#### Extracted material:
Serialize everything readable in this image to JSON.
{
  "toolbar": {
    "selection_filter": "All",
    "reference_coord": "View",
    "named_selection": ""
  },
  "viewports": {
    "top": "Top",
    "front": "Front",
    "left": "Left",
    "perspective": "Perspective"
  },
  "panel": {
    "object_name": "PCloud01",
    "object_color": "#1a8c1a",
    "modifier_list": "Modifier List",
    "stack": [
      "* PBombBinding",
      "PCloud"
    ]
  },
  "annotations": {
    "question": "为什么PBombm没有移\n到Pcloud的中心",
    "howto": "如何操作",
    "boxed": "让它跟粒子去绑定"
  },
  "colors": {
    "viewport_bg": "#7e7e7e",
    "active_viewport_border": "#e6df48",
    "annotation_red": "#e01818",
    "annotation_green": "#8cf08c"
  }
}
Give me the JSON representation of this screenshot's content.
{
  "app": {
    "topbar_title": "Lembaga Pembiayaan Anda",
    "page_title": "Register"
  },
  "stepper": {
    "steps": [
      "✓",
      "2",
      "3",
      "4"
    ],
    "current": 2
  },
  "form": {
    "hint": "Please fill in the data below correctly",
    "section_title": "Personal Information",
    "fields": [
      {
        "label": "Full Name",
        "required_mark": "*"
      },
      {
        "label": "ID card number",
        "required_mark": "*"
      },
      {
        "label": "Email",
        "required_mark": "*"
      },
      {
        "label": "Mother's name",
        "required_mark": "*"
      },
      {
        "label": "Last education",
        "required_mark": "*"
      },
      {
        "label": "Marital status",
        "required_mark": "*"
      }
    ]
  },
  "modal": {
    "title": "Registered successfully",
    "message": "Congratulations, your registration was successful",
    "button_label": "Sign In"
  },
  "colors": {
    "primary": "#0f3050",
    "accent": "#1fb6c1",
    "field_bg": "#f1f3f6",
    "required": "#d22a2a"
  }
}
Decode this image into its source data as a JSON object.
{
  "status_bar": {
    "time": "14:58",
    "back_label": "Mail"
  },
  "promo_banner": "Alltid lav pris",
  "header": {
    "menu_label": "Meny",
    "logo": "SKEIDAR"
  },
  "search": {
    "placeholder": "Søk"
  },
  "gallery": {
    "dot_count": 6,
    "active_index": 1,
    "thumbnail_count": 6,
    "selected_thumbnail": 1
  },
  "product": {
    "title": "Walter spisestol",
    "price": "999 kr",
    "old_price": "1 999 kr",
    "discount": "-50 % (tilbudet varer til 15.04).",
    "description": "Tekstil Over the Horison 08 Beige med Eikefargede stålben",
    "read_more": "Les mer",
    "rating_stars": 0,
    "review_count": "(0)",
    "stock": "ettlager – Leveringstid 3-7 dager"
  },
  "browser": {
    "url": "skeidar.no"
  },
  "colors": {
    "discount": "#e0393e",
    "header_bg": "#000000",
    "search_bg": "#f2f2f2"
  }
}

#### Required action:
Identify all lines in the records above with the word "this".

#### Result:
Serialize everything readable in this image to JSON.
Give me the JSON representation of this screenshot's content.
Decode this image into its source data as a JSON object.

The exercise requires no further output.